#### [INSTRUCTIONS FOR THE TASK]
Could you return the data below exactly as it appears?

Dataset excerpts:
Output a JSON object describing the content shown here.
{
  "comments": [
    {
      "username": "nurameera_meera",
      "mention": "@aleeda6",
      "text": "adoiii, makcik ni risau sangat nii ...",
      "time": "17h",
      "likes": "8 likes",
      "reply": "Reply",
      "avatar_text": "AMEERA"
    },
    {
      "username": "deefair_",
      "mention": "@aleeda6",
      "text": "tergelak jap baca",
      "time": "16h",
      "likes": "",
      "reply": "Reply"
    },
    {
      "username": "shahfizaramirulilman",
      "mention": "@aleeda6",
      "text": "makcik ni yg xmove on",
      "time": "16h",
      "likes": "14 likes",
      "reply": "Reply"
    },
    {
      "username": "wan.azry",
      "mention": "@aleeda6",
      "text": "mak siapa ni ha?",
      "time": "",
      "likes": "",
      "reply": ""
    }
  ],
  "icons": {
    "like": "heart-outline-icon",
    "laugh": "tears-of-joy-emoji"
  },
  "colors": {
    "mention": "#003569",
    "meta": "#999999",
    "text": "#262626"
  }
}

#### [RESULT]
Output a JSON object describing the content shown here.
{
  "comments": [
    {
      "username": "nurameera_meera",
      "mention": "@aleeda6",
      "text": "adoiii, makcik ni risau sangat nii ...",
      "time": "17h",
      "likes": "8 likes",
      "reply": "Reply",
      "avatar_text": "AMEERA"
    },
    {
      "username": "deefair_",
      "mention": "@aleeda6",
      "text": "tergelak jap baca",
      "time": "16h",
      "likes": "",
      "reply": "Reply"
    },
    {
      "username": "shahfizaramirulilman",
      "mention": "@aleeda6",
      "text": "makcik ni yg xmove on",
      "time": "16h",
      "likes": "14 likes",
      "reply": "Reply"
    },
    {
      "username": "wan.azry",
      "mention": "@aleeda6",
      "text": "mak siapa ni ha?",
      "time": "",
      "likes": "",
      "reply": ""
    }
  ],
  "icons": {
    "like": "heart-outline-icon",
    "laugh": "tears-of-joy-emoji"
  },
  "colors": {
    "mention": "#003569",
    "meta": "#999999",
    "text": "#262626"
  }
}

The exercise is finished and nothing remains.